In late February, the Guilford County Board of Commissioners made Dr. Iulia Vann the interim director of the Guilford County Department of Public Health.
They must have liked what they’ve seen from her job performance so far because now she’s been granted the right to drop “interim” from her title – and the county now has a brand new health director in the middle of a pandemic.
Over the last two months, the commissioners and other county staff have turned to Vann constantly for her advice and guidance as to the best ways to address the COVID-19 crisis that’s dominated the news. Vann has addressed the Board of Commissioners at length at all of their regular meetings since the pandemic began, and she’s been instrumental in, among many other things, forming county policies to fight the coronavirus and implementing virus testing and programs attempting to keep the area’s homeless safe in the crisis.
As the new health director, Vann is filing big shoes.
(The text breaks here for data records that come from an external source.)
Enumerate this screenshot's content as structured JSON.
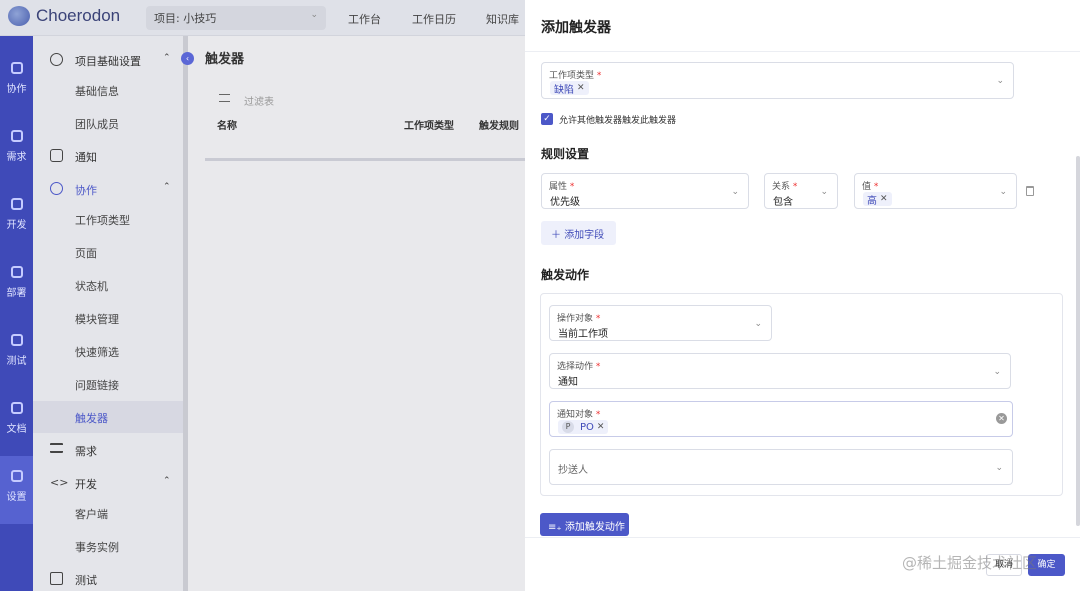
{
  "app": {
    "name": "Choerodon"
  },
  "topbar": {
    "project_select": "项目: 小技巧",
    "nav": [
      "工作台",
      "工作日历",
      "知识库"
    ]
  },
  "rail": [
    {
      "label": "协作",
      "icon": "collab-icon"
    },
    {
      "label": "需求",
      "icon": "layers-icon"
    },
    {
      "label": "开发",
      "icon": "code-icon"
    },
    {
      "label": "部署",
      "icon": "deploy-icon"
    },
    {
      "label": "测试",
      "icon": "test-icon"
    },
    {
      "label": "文档",
      "icon": "doc-icon"
    },
    {
      "label": "设置",
      "icon": "settings-icon"
    }
  ],
  "sidebar": {
    "groups": [
      {
        "label": "项目基础设置",
        "children": [
          "基础信息",
          "团队成员"
        ]
      },
      {
        "label": "通知"
      },
      {
        "label": "协作",
        "children": [
          "工作项类型",
          "页面",
          "状态机",
          "模块管理",
          "快速筛选",
          "问题链接",
          "触发器"
        ]
      },
      {
        "label": "需求"
      },
      {
        "label": "开发",
        "children": [
          "客户端",
          "事务实例"
        ]
      },
      {
        "label": "测试"
      }
    ],
    "active": "触发器"
  },
  "main": {
    "title": "触发器",
    "filter_placeholder": "过滤表",
    "columns": [
      "名称",
      "工作项类型",
      "触发规则"
    ]
  },
  "drawer": {
    "title": "添加触发器",
    "issue_type": {
      "label": "工作项类型",
      "tags": [
        "缺陷"
      ]
    },
    "allow_other": "允许其他触发器触发此触发器",
    "rules_title": "规则设置",
    "rule": {
      "attr_label": "属性",
      "attr_value": "优先级",
      "rel_label": "关系",
      "rel_value": "包含",
      "val_label": "值",
      "val_tag": "高"
    },
    "add_field": "添加字段",
    "actions_title": "触发动作",
    "action": {
      "target_label": "操作对象",
      "target_value": "当前工作项",
      "action_label": "选择动作",
      "action_value": "通知",
      "notify_label": "通知对象",
      "notify_avatar": "P",
      "notify_tag": "PO",
      "cc_placeholder": "抄送人"
    },
    "add_action": "添加触发动作",
    "cancel": "取消",
    "ok": "确定"
  },
  "watermark": "@稀土掘金技术社区"
}
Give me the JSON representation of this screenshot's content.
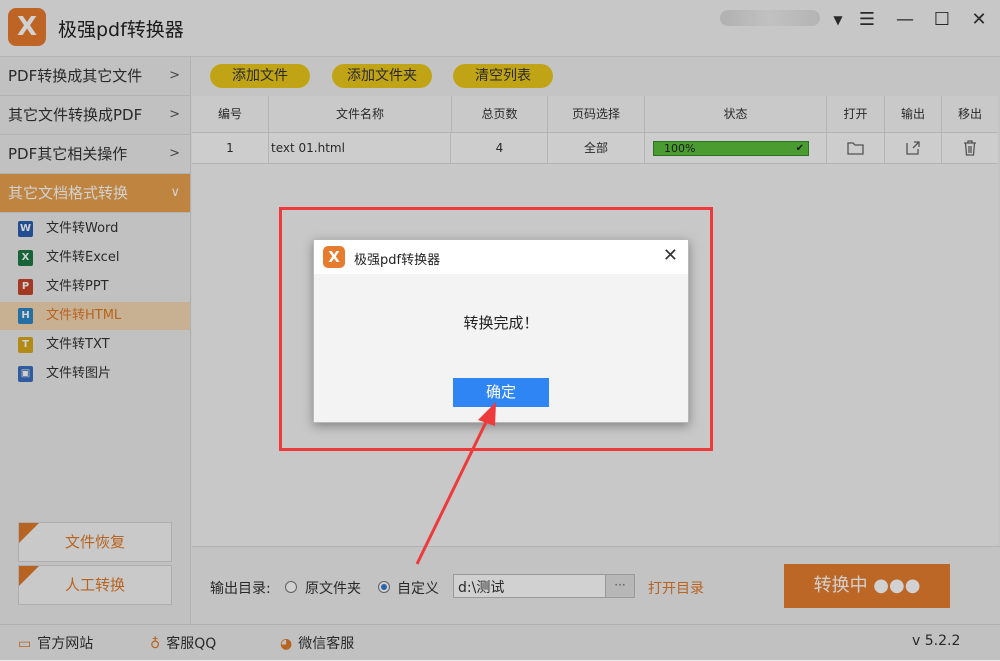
{
  "app": {
    "title": "极强pdf转换器",
    "version": "v 5.2.2",
    "logo_glyph": "X"
  },
  "sidebar": {
    "categories": [
      {
        "label": "PDF转换成其它文件",
        "arrow": ">"
      },
      {
        "label": "其它文件转换成PDF",
        "arrow": ">"
      },
      {
        "label": "PDF其它相关操作",
        "arrow": ">"
      },
      {
        "label": "其它文档格式转换",
        "arrow": "∨"
      }
    ],
    "items": [
      {
        "label": "文件转Word",
        "icon": "word-icon",
        "color": "#2b5fb4",
        "glyph": "W"
      },
      {
        "label": "文件转Excel",
        "icon": "excel-icon",
        "color": "#1e7b45",
        "glyph": "X"
      },
      {
        "label": "文件转PPT",
        "icon": "ppt-icon",
        "color": "#c9462b",
        "glyph": "P"
      },
      {
        "label": "文件转HTML",
        "icon": "html-icon",
        "color": "#2f88c8",
        "glyph": "H"
      },
      {
        "label": "文件转TXT",
        "icon": "txt-icon",
        "color": "#d9a91b",
        "glyph": "T"
      },
      {
        "label": "文件转图片",
        "icon": "image-icon",
        "color": "#3b6fc0",
        "glyph": "▣"
      }
    ],
    "recover_label": "文件恢复",
    "manual_label": "人工转换"
  },
  "toolbar": {
    "add_file": "添加文件",
    "add_folder": "添加文件夹",
    "clear_list": "清空列表"
  },
  "table": {
    "columns": [
      "编号",
      "文件名称",
      "总页数",
      "页码选择",
      "状态",
      "打开",
      "输出",
      "移出"
    ],
    "rows": [
      {
        "id": "1",
        "name": "text 01.html",
        "pages": "4",
        "range": "全部",
        "status": "100%",
        "progress": 1.0
      }
    ]
  },
  "output": {
    "label": "输出目录:",
    "option_original": "原文件夹",
    "option_custom": "自定义",
    "selected": "custom",
    "path": "d:\\测试",
    "browse": "···",
    "open_dir": "打开目录"
  },
  "convert_button": "转换中 ●●●",
  "status_bar": {
    "website": "官方网站",
    "qq": "客服QQ",
    "wechat": "微信客服"
  },
  "dialog": {
    "title": "极强pdf转换器",
    "message": "转换完成！",
    "ok": "确定",
    "close": "✕"
  },
  "colors": {
    "accent": "#e87c2e",
    "toolbar_btn": "#ecc91a",
    "ok_button": "#2f85f4",
    "highlight": "#ee3a3a",
    "progress": "#5bbf3c"
  }
}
Longtime former Guilford County Health Director Merle Green was highly regarded when she stepped down in late February just a few days before the massive coronavirus tsunami slammed into Guilford County. Vann has served as the interim director – and as a member of the county’s senior management team – since Friday, Feb. 28 of this year. She originally came to work for the county in March 2019 when she took the job of assistant health director.
As interim director, Vann has worked closely with Guilford County Manager Marty Lawing, who had high praise for her this week. Lawing said she brings “extensive and broad experience” to the county government and he added that she has a good deal of experience “collaborating and leading innovative projects and teams inside and outside public health,” which, he said, all makes her the right choice to lead at this time.
“I’m glad we could promote our internal talent,” Lawing said of a practice that Guilford County frequently follows.
The health department, which is part of the Guilford County Health and Human Services Department, has just under 400 employees who work to protect and improve the health of people and the environment in Guilford County, and who try to prevent the spread of disease, protect against environmental hazards, prevent injuries to residents, promote healthy behaviors, respond to health emergencies and ensure the quality and accessibility of health services across the county.
Vann said this week that she’s “excited and honored” by her selection to be the head of what she calls “an amazing public health staff and network of community partners.”
Vann, who speaks several languages, has a medical degree from the University of Medicine and Pharmacy Carol Davila in Bucharest, Romania.
She earned her master’s degree in Public Health with a concentration in Analysis and Management from East Carolina University.